A magnificent 9th
On the 23rd day of March, in the land of NEPR, a decree went out from the Music Director that there shall be a Beethoven 9th. And lo: Great rejoicing was heard throughout the land! Or there will be from those who tune in for the performance we've scheduled for you Friday afternoon on WFCR.
Regular listeners have perhaps recently encountered the name of Stanislaw Skrowaczewski on WFCR alongside performances of symphonies by Beethoven, Schumann, Brahms and Bruckner. For some, his will be a new name. For other more, um, experienced listeners, his name will be familiar from the superb Mercury Living Presence recordings from the 1960s with the Minneapolis Symphony (later renamed Minnesota Orchestra), which Skrowaczewski led from 1960-1979. For rookies or veterans alike, you should listen up for the Polish-American conductor's name (we'll handle the spelling and pronunciation for you). Because in the last decade, Skrowaczewski has made some of the most exciting contemporary recordings of the standard symphonic repertoire with the Saarbrücken Radio Symphony Orchestra, of which he remains, in his 89th year, Principal Guest Conductor.

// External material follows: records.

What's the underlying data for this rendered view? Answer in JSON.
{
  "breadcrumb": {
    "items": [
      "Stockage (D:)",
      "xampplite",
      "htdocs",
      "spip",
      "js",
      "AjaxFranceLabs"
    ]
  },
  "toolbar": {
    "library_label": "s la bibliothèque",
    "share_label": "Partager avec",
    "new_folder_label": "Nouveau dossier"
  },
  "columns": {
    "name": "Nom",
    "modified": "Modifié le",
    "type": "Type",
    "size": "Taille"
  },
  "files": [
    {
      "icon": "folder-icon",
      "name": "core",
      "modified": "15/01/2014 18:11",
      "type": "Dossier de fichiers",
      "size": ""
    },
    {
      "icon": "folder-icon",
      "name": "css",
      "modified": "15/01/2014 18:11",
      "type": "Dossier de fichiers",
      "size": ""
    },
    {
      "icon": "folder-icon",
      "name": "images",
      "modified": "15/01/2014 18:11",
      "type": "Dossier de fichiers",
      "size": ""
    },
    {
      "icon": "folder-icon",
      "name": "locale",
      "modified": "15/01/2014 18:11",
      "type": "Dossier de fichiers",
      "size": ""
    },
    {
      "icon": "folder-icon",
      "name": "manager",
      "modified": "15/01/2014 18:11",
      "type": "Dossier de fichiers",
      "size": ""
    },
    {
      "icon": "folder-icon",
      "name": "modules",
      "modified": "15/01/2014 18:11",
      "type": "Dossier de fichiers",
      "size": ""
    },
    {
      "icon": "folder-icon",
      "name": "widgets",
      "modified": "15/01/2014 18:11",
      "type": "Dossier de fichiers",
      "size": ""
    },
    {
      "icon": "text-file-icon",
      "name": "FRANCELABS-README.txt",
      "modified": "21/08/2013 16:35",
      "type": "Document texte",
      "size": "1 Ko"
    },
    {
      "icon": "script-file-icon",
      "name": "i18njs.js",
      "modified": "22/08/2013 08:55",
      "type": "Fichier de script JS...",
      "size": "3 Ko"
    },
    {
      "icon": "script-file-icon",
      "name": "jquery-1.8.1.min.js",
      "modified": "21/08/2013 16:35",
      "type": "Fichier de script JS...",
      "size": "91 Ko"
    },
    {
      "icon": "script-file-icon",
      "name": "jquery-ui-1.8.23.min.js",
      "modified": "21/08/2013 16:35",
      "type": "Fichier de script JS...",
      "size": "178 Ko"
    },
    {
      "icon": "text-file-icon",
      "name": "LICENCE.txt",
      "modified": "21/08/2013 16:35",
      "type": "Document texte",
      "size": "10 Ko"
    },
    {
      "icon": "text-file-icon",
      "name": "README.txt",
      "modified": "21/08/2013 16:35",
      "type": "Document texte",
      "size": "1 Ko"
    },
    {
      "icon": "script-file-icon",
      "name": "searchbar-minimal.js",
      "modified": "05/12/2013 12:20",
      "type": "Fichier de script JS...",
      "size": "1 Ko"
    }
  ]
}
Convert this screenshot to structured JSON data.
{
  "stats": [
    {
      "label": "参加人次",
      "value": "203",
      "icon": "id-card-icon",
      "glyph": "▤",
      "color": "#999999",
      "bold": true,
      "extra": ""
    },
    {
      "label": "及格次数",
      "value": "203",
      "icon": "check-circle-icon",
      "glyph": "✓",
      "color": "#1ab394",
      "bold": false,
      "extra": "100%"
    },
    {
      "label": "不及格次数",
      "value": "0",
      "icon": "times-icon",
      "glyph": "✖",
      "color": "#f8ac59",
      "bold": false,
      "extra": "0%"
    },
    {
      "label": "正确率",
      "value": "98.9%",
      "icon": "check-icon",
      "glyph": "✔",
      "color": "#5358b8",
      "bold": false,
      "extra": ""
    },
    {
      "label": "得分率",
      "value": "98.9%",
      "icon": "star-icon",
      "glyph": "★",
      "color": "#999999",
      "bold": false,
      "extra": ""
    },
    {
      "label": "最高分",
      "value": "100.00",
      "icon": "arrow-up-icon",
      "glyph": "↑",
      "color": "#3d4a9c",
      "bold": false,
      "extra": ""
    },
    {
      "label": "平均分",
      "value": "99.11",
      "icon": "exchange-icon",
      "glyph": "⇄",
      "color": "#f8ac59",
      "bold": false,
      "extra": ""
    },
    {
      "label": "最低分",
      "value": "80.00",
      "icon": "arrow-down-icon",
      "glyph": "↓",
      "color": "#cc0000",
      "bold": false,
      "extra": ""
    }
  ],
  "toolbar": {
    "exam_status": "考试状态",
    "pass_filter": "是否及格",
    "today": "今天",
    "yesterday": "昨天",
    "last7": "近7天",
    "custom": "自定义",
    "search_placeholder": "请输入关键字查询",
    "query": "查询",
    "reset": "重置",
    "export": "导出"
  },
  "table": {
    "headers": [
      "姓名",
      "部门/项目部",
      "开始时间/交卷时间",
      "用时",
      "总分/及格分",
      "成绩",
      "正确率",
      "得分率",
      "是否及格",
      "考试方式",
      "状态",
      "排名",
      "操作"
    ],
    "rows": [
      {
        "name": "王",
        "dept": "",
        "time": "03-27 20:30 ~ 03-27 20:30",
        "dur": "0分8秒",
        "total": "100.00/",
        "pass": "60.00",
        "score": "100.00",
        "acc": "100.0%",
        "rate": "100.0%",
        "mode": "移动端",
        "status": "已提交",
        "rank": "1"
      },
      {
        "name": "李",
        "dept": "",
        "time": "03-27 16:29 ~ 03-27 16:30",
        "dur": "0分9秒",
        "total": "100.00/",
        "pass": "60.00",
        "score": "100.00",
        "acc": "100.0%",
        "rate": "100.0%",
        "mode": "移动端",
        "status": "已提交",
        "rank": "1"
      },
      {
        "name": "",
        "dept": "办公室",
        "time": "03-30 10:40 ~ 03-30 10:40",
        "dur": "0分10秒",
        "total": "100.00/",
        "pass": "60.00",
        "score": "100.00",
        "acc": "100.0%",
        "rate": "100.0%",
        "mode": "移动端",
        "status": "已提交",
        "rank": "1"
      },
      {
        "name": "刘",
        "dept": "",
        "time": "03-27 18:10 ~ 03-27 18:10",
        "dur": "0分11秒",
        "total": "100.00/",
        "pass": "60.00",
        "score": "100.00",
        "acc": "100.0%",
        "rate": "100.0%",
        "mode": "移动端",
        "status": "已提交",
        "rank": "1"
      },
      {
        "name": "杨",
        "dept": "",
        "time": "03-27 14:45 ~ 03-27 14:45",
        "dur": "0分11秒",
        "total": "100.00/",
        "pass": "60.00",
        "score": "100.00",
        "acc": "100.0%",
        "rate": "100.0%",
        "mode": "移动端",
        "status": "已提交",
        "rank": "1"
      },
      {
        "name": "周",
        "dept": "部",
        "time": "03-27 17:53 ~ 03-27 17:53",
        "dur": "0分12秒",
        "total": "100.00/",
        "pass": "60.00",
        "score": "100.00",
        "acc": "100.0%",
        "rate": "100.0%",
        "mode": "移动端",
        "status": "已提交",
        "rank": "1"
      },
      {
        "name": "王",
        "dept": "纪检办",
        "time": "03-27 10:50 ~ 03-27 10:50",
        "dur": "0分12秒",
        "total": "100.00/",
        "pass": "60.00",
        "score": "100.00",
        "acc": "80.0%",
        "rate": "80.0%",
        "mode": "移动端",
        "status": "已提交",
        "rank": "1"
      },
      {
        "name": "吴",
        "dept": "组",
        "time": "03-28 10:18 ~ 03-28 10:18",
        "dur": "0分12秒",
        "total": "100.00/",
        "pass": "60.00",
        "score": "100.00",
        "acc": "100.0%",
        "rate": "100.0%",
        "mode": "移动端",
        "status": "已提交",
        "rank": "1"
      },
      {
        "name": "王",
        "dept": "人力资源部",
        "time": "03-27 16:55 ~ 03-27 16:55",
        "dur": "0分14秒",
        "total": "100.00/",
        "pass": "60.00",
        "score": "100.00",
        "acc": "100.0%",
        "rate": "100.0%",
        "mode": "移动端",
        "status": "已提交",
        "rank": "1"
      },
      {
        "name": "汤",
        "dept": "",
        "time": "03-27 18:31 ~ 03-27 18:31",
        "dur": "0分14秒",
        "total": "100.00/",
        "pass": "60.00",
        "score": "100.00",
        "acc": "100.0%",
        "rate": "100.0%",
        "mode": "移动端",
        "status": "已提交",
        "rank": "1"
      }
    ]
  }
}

What make them so special? Today's Beethoven 9th is a good example: Tension, vitality and engagement, from first bar to last. Every phrase given shape and character, but each placed in the context of the symphony's overall structure. Interpretive ideas that emerge from the music, rather than being imposed upon the music — no point-making or score-settling (pun intended) here. The elusive, hard-to-define but know-it-when-you-hear-it sense that you get only from the most special performances: this is how the music goes. Add an exceptionally easy-on-the-ear quartet of soloists (not an easy thing, given Beethoven's impossible vocal writing) and excellent choral work, and you get a Beethoven 9th I would put alongside the finest in the catalogue. Don't miss it!